» **Website and app data records**:
>>>

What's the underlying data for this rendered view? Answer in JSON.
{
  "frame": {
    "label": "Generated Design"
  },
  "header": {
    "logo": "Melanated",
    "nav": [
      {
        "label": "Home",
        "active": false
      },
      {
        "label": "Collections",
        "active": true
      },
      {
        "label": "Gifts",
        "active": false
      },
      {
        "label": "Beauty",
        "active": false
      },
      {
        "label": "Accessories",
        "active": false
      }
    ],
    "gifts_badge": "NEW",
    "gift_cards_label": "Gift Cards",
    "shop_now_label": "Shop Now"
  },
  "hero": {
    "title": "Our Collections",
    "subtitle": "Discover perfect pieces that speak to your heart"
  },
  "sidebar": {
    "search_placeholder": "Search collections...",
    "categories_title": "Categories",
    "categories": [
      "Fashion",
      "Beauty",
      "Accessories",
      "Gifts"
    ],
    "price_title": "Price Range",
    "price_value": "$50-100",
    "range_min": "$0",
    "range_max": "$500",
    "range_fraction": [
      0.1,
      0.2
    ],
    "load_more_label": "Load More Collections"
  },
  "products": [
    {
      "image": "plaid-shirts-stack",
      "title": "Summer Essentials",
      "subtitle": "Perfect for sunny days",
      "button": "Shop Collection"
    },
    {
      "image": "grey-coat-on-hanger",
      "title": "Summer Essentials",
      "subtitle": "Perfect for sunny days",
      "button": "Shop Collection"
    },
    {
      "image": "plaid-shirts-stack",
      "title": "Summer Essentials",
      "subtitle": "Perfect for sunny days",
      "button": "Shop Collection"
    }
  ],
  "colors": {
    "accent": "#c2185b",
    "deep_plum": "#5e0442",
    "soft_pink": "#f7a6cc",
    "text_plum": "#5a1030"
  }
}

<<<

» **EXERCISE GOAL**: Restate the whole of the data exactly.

» **WRITTEN ANSWER**:
What's the underlying data for this rendered view? Answer in JSON.
{
  "frame": {
    "label": "Generated Design"
  },
  "header": {
    "logo": "Melanated",
    "nav": [
      {
        "label": "Home",
        "active": false
      },
      {
        "label": "Collections",
        "active": true
      },
      {
        "label": "Gifts",
        "active": false
      },
      {
        "label": "Beauty",
        "active": false
      },
      {
        "label": "Accessories",
        "active": false
      }
    ],
    "gifts_badge": "NEW",
    "gift_cards_label": "Gift Cards",
    "shop_now_label": "Shop Now"
  },
  "hero": {
    "title": "Our Collections",
    "subtitle": "Discover perfect pieces that speak to your heart"
  },
  "sidebar": {
    "search_placeholder": "Search collections...",
    "categories_title": "Categories",
    "categories": [
      "Fashion",
      "Beauty",
      "Accessories",
      "Gifts"
    ],
    "price_title": "Price Range",
    "price_value": "$50-100",
    "range_min": "$0",
    "range_max": "$500",
    "range_fraction": [
      0.1,
      0.2
    ],
    "load_more_label": "Load More Collections"
  },
  "products": [
    {
      "image": "plaid-shirts-stack",
      "title": "Summer Essentials",
      "subtitle": "Perfect for sunny days",
      "button": "Shop Collection"
    },
    {
      "image": "grey-coat-on-hanger",
      "title": "Summer Essentials",
      "subtitle": "Perfect for sunny days",
      "button": "Shop Collection"
    },
    {
      "image": "plaid-shirts-stack",
      "title": "Summer Essentials",
      "subtitle": "Perfect for sunny days",
      "button": "Shop Collection"
    }
  ],
  "colors": {
    "accent": "#c2185b",
    "deep_plum": "#5e0442",
    "soft_pink": "#f7a6cc",
    "text_plum": "#5a1030"
  }
}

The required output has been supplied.